Whoopee! Now, golden mangoes have arrived on the scene!  Man! Oh! Man! Where the mangoes...I go!

Now spring is here, my wish is... many springs uncoil, and break loose from the ground, allowing moisture to run free. In the meanwhile, rain springs forth from above, breaking the drought - dousing the fires, once and for all.   

May happiness, and peace of mind, rain upon those who have suffered, and continue to suffer in the aftermath. For those who’ve lost their homes...had their properties decimated... may rain come soon.  For the past seven days fires have been raging....

And, again, also caught in the middle are our farmers...their livestock, and crops...they deserve a fair go.  Haven’t they gone through enough already?

And, let’s not forget our native wildlife...many lives have been lost among those poor, defenceless creatures, too...

Sadness abounds...

Let us hope... hope reigns eternal...and it rains....

PS....To date as at 13th September

In the Scenic Rim region, which Tamborine Mountain is a part, more than 55,000 hectares have been burned out.  Touch wood...up here on the hill we are okay...I hope the status quo remains.

In the Granite Belt...around the Stanthorpe area in South-West Queensland...4,200 hectares

Peregian Springs....More than 5000 people from 2500 homes in the Peregian area were evacuated due to the fire, as firefighters worked tirelessly to protect properties. Thousands of hectares have been burned.

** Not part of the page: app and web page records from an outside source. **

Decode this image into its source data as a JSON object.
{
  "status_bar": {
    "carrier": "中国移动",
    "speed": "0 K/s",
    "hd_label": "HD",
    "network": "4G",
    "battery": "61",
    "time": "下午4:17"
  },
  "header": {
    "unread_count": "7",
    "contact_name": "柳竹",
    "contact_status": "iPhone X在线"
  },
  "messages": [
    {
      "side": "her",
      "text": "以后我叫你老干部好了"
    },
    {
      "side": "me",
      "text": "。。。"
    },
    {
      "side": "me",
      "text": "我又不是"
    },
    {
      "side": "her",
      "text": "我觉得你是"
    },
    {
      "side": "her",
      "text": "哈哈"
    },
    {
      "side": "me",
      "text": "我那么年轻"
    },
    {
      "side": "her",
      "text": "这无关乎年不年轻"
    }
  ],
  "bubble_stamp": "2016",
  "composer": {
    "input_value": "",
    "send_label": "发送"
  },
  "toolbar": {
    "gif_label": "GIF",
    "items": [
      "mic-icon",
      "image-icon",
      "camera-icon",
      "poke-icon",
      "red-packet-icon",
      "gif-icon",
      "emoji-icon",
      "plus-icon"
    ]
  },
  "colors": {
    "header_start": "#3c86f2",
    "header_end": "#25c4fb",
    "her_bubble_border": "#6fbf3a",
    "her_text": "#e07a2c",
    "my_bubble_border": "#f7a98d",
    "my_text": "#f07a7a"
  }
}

In New South Wales....A fire in Bees Nest, north-west of Dorrigo in the Armidale area, is currently over 66,500 hectates and out of control. A fire in Drake has burnt more than 40,000 hectares and is out of control. A fire in Legume, in the Tenterfield area, has been contained after burning more than 1,600 hectares, while a Share Creek fire in the Yuraygir national park is not yet under control.

Mandarin Chocolate Cake:  In saucepan; cover 3 large mandarins with cold water; bring to boil over high heat; drain; repeat (to take the bitterness out of the peel). Return mandarins to pan; again cover with cold water; bring to boil; reduce heat to medium; simmer 30mins, or until very tender; drain; cool. Preheat oven 180C. Grease and line a 22 cm spring-form pan. Coarsely chop mandarins; process until smooth. Whisk 6 eggs and 1c caster sugar until double in size; add mandarin puree, 1-1/2c almond meal and ½c S.R.flour; gently fold to combine. Fold in 200g melted 70% dark chocolate until combined. Pour into pan; bake 50-60mins. This can be served warm with cream and/or ice cream as a dessert; or cold as a cake.

Mandarin Buttermilk Cake: Preheat oven 175C. Spray 10-inch cake pan; sprinkle raw sugar into pan, coating evenly. Lay mandarin slices on base, layering.  In bowl, with whisk, combine 2-1/2c plain flour, 3/4c granulated sugar, 1tsp baking powder, 1tsp baking soda, and 3/4tsp salt; add 2 large eggs, 1 egg yolk, 1-1/2c buttermilk, 3/4c cooled, melted unsalted butter, 1tbs mandarin zest and 2tbs mandarin juice; stir with fork until just incorporated, but still lumpy; don’t over-stir. Pour into pan; bake until top is golden, 35-40mins. Transfer to rack; let cool 5mins before inverting out of pan on to rack, or plate.

Spring Salad: Peel and dice 1 pawpaw, 1 mango, 1 avocado and 1 rockmelon; transfer to bowl. Combine gently. Heat 1tbs olive oil in pan over med-heat. Add minced garlic clove and 200g peeled green prawns; fry 4-5mins, stirring occasionally, until prawns turn pink; add to fruits. Whisk together 2tbs chopped mint leaves, 2tsp lime juice, 1tsp honey and 3tbs x-virgin olive oil; season to taste; pour dressing over salad; gently mix; serve on rocket or lettuce...or in the scooped-out shell/skin of the pawpaw (papaya).